“Game?”  Lindsay blinked at her aunt, then followed her gaze back toward the doors.  “What are you talking about, Aunt Rachel?”

The elder woman shook her head slowly.  “There’s something going on that he hasn’t told me about, but I think that it caught him off-guard, too.  Mission Systems is here for a reason and I’m not sure the Council’s going to like it.”  Rachel turned and started walking toward the Council chamber.

Lindsay shook her head, crossing her arms.  “They’re going to ask us if they can stay, Aunt Rachel.”

Rachel froze, then twisted, moving as if she was caught in a block of ice.  “What?”

“Are you surprised?”  Lindsay asked softly.  “Even if D’Arcy hasn’t told us the whole truth, none of us are stupid.  We know that things must be getting bad back in Commonwealth space—I’ve seen what’s coming, Auntie.  I know it’s coming.  It’s just a question of when and how bad.”  She sighed and went to Rachel, putting her hands gently on her aunt’s arms.  “We’re asking Mission Systems for the ships that the Guard ordered before Mimir fell.  We’re a port in the storm they see rising all around them.  It’s only logical that they’d ask for our protection.”

Rachel barked a bitter laugh.  “What protection?  We need those ships so we can protect ourselves.”

“Distance, maybe?  I don’t know.  Maybe they know something we don’t.”  Lindsay’s shoulders rose and fell in a shrug.  “Regardless of what he says, Aunt Rachel, I may vote for them to stay.”

The other woman stared at her as if she’d grown a second head.  “What if they want to rip up the mountains and turn our rivers and lakes to acid?”

“They’re not stupid, Aunt Rachel.  Something tells me that Scarelli knows what they’re getting into—at least in part.  You heard what Mugabe and Uncle Adam said.  They’re not going to settle here unless they agree to live by our rules.  If they don’t want to do that, though, if they want to build an arcology out in the asteroid ranges?  I won’t oppose that.  Would you?  Would you deny them the chance to get away from New Earth space as long as they won’t try to force their way of life on us, destroy our system?”

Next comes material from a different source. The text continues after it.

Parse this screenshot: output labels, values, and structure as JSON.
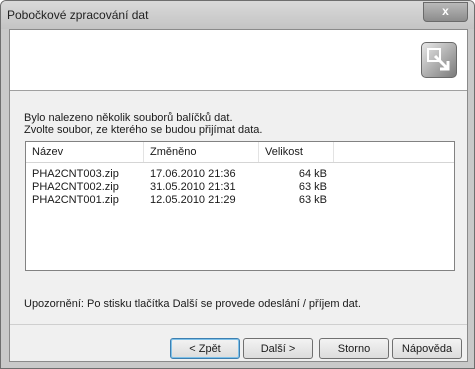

Rachel swallowed twice before she dropped her gaze and shook her head slightly.  “You sound like your mother,” she said in a bare whisper.  She took Lindsay’s face in her hands gently and kissed her forehead.

“I don’t know where you got that wisdom of yours, Lindsay,” she said with a sigh, turning away and heading toward the Council chamber, “but you’d best put it to good use today.  You’re right.  Regardless of what Mr. Scarelli has to say, we need Mission Systems and their cooperation—I just hope that we don’t have to sell our souls to get it.”